Two important issues to take into account: 1) The use of "worse" or "better" keeps the conversation very subjective. Better in what sense? What metrics are you using to measure the skill?

2) Deliberate Practice: same as with physical training if you practice in ways that strain your capacity, it will grow as long as the necessary amount of time is put into the activity.

Highly recommended:

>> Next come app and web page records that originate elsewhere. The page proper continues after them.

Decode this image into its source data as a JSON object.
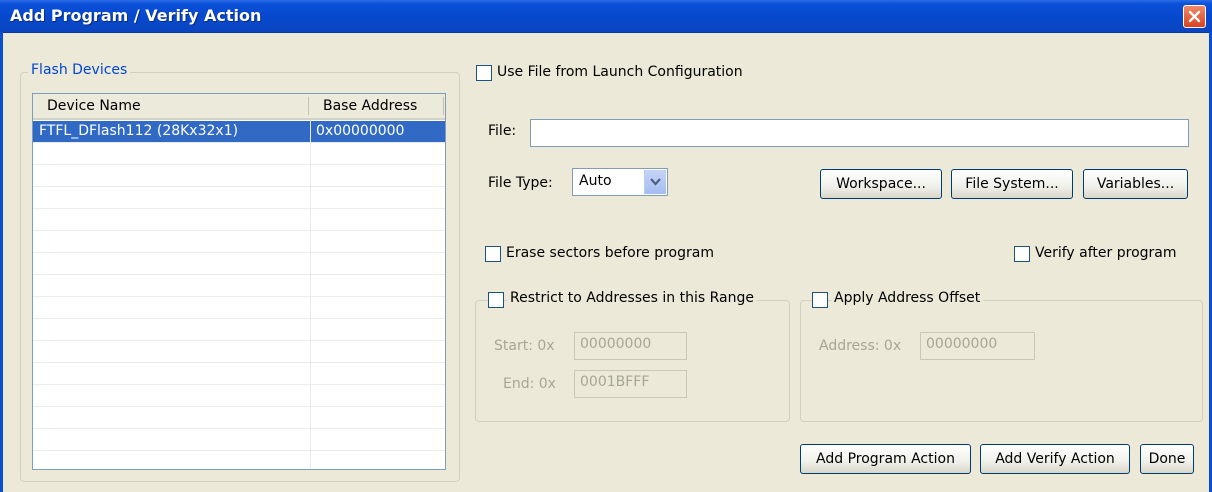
{
  "window": {
    "title": "Add Program / Verify Action"
  },
  "flash_devices": {
    "legend": "Flash Devices",
    "columns": [
      "Device Name",
      "Base Address"
    ],
    "rows": [
      {
        "device_name": "FTFL_DFlash112 (28Kx32x1)",
        "base_address": "0x00000000",
        "selected": true
      }
    ]
  },
  "file_options": {
    "use_launch_config_label": "Use File from Launch Configuration",
    "file_label": "File:",
    "file_value": "",
    "file_type_label": "File Type:",
    "file_type_value": "Auto",
    "workspace_button": "Workspace...",
    "file_system_button": "File System...",
    "variables_button": "Variables..."
  },
  "program_options": {
    "erase_label": "Erase sectors before program",
    "verify_label": "Verify after program",
    "restrict_label": "Restrict to Addresses in this Range",
    "start_label": "Start: 0x",
    "start_value": "00000000",
    "end_label": "End: 0x",
    "end_value": "0001BFFF",
    "offset_label": "Apply Address Offset",
    "address_label": "Address: 0x",
    "address_value": "00000000"
  },
  "actions": {
    "add_program": "Add Program Action",
    "add_verify": "Add Verify Action",
    "done": "Done"
  }
}
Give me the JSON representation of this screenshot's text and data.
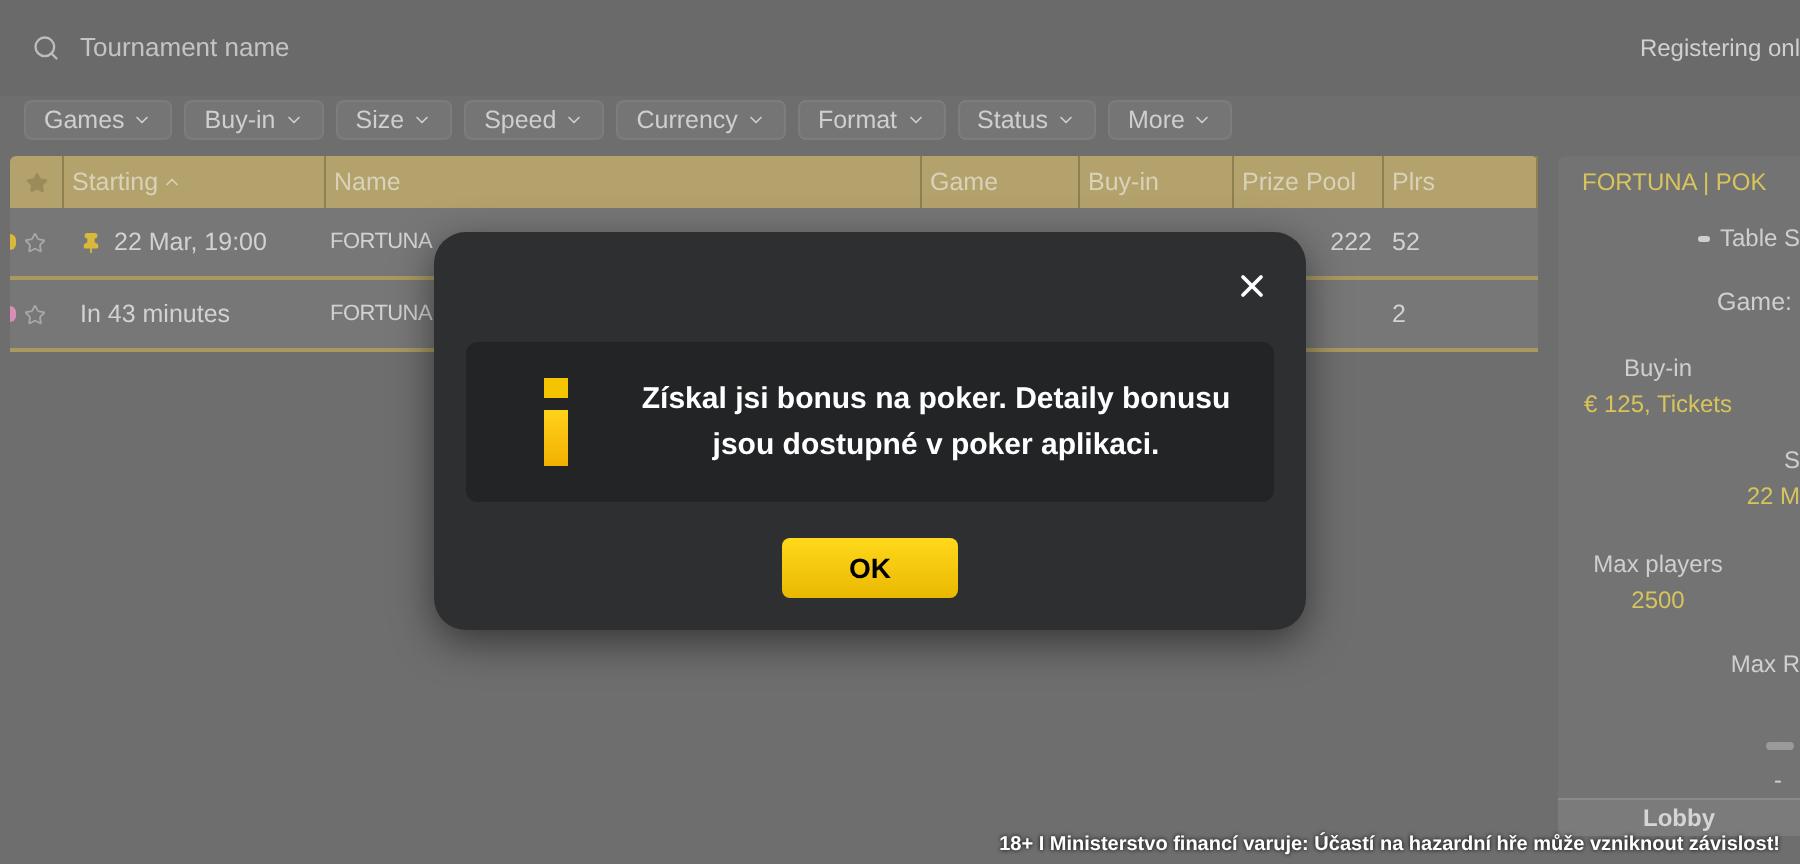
{
  "search": {
    "placeholder": "Tournament name"
  },
  "registering_filter": {
    "label": "Registering onl"
  },
  "filters": [
    "Games",
    "Buy-in",
    "Size",
    "Speed",
    "Currency",
    "Format",
    "Status",
    "More"
  ],
  "table": {
    "columns": [
      {
        "label": "Starting",
        "sorted": true
      },
      {
        "label": "Name",
        "sorted": false
      },
      {
        "label": "Game",
        "sorted": false
      },
      {
        "label": "Buy-in",
        "sorted": false
      },
      {
        "label": "Prize Pool",
        "sorted": false
      },
      {
        "label": "Plrs",
        "sorted": false
      }
    ],
    "rows": [
      {
        "color": "#d9b93c",
        "favorite": false,
        "pinned": true,
        "starting": "22 Mar, 19:00",
        "name": "FORTUNA",
        "prize_pool": "222",
        "players": "52"
      },
      {
        "color": "#d98fb5",
        "favorite": false,
        "pinned": false,
        "starting": "In 43 minutes",
        "name": "FORTUNA",
        "prize_pool": "",
        "players": "2"
      }
    ]
  },
  "details": {
    "title": "FORTUNA | POK",
    "table_label": "Table S",
    "game_label": "Game:",
    "buy_in_label": "Buy-in",
    "buy_in_value": "€ 125, Tickets",
    "start_label": "S",
    "start_value": "22 M",
    "max_players_label": "Max players",
    "max_players_value": "2500",
    "max_rebuys_label": "Max R",
    "dash": "-",
    "lobby_button": "Lobby"
  },
  "dialog": {
    "message": "Získal jsi bonus na poker. Detaily bonusu jsou dostupné v poker aplikaci.",
    "button": "OK"
  },
  "warning": "18+ I Ministerstvo financí varuje: Účastí na hazardní hře může vzniknout závislost!"
}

aclements18 · 2012-12-03 · Original thread
I'd also say it's worth taking a look at the book Talent is Overrated. It explores HOW you practice, a step beyond the 10,000 hour rule.
ryanmolden · 2012-08-21 · Original thread
It is actually Anders Ericsson's[1] theory, popularized by Gladwell. Feel free to read Ericsson if you like, but he says basically the same thing, though neither he nor Gladwell ever said "put in the 10,000 hours and you will be the Tiger Woods". Ericsson has studied the realm of expert learning (for quite some time) and tries to tease apart what makes Tiger Woods, and those like him, able to attain the things they do. He has a lot of evidence that it is not some inborn talent but rather (shockingly) a shit-ton of hard work (and the quip "You'll never be Tiger Woods because your dad wasn't Earl Woods"). The book Talent is Overrated[2] is also a decent read on the topic. It also tells the somewhat humorous story of László Polgár[3], who wrote about how he was going to turn his yet to be born children into chess stars through rigorous training/practice, and then proceeded to do so.




Fresh book recommendations delivered straight to your inbox every Thursday.